Finding the holiday spirit in Africa
DJIBOUTI CITY, Djibouti — When it comes to injecting a little holiday cheer into this muggy, little-known corner of sub-Saharan Africa, Air Force Staff Sgt. Francesca Popp has a simple prescription: shopping.
With a trove of hand-woven baskets, mats and other East African wares waiting just beyond the sand-packed Hescoes of Camp Lemonier — a former French Foreign Legion barracks on the Red Sea — the 32-year-old Englewood, Ohio, native said there was no better way to kick the holiday deployment blues.

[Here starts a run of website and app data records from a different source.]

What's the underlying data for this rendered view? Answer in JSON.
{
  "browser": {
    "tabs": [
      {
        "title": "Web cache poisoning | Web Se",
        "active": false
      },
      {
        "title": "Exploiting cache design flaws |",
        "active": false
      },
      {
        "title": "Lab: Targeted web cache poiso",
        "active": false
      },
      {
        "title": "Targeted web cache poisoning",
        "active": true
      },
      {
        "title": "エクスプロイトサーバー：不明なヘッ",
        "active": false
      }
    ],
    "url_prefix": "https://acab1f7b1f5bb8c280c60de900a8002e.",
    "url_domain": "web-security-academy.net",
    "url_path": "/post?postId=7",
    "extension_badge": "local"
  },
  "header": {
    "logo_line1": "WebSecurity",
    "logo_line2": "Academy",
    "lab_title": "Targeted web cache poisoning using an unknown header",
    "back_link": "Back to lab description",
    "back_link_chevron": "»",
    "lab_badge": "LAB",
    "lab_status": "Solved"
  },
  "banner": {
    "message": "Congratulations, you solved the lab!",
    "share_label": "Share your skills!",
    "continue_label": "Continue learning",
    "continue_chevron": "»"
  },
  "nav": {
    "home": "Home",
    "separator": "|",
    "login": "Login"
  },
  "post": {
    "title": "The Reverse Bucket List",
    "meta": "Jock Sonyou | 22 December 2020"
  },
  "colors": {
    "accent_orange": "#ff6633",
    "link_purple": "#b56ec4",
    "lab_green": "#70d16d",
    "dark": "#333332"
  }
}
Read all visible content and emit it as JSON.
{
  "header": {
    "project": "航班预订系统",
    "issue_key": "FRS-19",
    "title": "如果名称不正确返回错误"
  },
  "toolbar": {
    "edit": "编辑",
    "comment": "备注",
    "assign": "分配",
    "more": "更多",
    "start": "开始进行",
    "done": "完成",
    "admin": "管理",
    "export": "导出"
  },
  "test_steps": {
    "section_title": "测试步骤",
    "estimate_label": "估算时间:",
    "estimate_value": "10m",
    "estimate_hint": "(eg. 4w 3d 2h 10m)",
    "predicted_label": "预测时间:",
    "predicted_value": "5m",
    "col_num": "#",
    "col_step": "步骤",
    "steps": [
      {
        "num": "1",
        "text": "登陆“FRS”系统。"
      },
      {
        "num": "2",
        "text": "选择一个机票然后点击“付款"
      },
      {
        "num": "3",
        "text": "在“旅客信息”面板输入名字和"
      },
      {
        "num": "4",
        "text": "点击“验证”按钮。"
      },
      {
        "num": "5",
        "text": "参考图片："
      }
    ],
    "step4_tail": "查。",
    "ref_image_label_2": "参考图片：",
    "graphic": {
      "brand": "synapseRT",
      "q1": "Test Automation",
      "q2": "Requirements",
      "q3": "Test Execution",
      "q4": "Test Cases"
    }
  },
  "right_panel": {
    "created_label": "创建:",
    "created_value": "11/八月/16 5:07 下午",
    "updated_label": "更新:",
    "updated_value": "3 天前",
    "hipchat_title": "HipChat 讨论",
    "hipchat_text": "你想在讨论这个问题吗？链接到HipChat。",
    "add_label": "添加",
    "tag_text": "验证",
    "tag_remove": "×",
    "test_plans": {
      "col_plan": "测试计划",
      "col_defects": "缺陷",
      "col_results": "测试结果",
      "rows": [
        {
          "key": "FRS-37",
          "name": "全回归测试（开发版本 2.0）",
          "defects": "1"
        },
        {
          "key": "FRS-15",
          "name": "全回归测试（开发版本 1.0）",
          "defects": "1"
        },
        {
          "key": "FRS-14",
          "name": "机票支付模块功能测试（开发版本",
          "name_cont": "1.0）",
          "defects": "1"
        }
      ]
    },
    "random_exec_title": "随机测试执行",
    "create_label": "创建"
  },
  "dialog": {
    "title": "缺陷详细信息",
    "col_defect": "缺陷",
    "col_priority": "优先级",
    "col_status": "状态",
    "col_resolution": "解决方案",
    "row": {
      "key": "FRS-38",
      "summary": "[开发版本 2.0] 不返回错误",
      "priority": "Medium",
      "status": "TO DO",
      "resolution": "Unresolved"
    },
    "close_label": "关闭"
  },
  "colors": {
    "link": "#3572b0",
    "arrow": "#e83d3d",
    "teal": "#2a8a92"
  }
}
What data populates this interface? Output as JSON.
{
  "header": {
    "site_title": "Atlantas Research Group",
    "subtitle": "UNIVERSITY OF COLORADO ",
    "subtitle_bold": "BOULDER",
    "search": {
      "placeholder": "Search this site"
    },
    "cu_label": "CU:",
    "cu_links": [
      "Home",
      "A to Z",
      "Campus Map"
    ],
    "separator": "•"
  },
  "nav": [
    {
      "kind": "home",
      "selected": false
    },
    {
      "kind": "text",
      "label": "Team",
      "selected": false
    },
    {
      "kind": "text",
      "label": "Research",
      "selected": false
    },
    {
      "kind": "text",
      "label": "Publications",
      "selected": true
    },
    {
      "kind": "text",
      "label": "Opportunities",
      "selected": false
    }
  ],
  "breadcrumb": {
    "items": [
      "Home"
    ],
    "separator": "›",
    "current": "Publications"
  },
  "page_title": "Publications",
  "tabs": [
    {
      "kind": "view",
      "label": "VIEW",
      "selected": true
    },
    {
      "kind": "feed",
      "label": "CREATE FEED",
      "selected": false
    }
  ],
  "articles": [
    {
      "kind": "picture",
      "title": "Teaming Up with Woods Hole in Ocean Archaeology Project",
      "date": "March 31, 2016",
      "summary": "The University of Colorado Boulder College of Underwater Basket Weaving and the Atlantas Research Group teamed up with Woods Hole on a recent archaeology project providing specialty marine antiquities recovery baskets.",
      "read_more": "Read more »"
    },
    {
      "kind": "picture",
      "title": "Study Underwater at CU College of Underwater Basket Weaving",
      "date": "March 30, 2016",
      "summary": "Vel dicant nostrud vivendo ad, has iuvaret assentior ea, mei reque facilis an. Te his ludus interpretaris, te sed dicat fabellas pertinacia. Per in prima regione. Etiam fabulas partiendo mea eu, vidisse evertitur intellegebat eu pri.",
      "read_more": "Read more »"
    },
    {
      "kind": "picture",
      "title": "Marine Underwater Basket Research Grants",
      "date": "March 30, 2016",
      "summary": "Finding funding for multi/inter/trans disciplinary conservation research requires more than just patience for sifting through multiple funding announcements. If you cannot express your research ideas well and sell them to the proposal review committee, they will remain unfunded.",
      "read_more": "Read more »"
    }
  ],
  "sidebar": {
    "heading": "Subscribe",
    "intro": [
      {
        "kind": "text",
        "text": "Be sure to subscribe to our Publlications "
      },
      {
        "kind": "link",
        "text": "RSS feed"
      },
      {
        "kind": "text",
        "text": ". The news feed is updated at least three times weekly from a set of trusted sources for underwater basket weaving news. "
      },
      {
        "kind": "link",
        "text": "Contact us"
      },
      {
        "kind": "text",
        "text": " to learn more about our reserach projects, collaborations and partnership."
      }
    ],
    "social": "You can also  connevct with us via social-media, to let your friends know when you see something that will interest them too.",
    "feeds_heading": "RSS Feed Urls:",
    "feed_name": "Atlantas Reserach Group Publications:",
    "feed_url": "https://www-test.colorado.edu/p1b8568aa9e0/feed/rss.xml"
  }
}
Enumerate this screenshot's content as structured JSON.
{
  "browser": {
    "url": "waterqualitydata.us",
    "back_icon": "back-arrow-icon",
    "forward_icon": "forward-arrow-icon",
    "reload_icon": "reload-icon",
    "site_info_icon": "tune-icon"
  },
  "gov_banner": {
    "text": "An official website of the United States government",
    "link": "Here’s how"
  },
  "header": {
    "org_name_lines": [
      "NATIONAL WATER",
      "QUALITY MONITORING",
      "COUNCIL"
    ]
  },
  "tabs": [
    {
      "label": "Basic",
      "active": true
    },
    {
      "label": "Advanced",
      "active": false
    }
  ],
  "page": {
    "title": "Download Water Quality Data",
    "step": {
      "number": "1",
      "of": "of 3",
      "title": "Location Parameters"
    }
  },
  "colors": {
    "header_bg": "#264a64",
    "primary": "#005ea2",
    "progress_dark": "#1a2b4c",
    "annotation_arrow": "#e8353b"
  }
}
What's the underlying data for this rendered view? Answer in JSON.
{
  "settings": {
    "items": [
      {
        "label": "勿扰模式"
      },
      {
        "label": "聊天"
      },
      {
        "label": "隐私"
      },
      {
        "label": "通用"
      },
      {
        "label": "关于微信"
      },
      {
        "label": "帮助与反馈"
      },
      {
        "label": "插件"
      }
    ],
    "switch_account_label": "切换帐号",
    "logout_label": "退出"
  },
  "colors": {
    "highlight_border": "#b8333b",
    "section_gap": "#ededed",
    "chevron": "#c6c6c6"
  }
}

“I haven’t been shopping in a long time,” the public affairs specialist said. “When somebody told me they were planning a shopping trip, I thought ‘score!’ ”
For Popp and roughly 1,500 fellow airmen, soldiers, sailors and Marines, the prospect of spending Christmas and New Year’s in the Horn of Africa can be a little hard to swallow. While the base is far from the bullets and roadside bombs of Iraq and Afghanistan, the anti-terrorism base sits amid some of the most unstable and poverty stricken nations on the planet.
“It’s a challenge to get into that Christmas spirit when it’s in the upper 80s and you’re away from your family,” said the camp’s commander, Navy Capt. Bob G. Fahey, 45, of Akron, Ohio. “Everyone’s working hard at it though.”
For Army Sgt. Richard Provitt, 39, of Montgomery, Ala., the recipe for passing the holidays is caroling.
Provitt, a well-drilling specialist with the 334th Engineer Detachment, 844th Engineer Battalion, has spent more than 10 months in the Horn of Africa bringing water to villages in Djibouti and Ethiopia, among other places.
On Friday, Provitt and several dozen fellow songsters wandered the camp’s warren of tents, singing songs of good tiding before winding up at the enlisted soldier’s cantina, which was decked out with Christmas lights, an enormous inflatable snow globe and a Christmas tree.
Provitt and the others will spend part of Christmas Eve and Christmas Day caroling at one of Djibouti City’s hotels.
“What else am I going to do?” he asked with a laugh. “You need to do something.”
Many of the military personnel who deploy to the Horn of Africa are individual augmentees — specialists taken from their home unit and sent to Camp Lemonier individually. Because of this, many are not only spending the holidays away from their families, but they are also spending it away from friends at their home stations.
“This can be a bad time of year for folks, especially the younger guys,” said Army Sgt. Maj. William Lee, 59, of Vancouver, Wash. “You’ve got to watch them like a hawk.”
Lee, who currently works as the project manager for the 334th Engineer Detachment, said he had taken a couple of steps to ensure his own holiday morale remains high.
First, he posted a photo of a snow-covered landscape on his desktop. And he made plans to go skin diving on Christmas Eve.
“That’s Christmas for me,” Lee said. “That’s how I plan to deal with it.”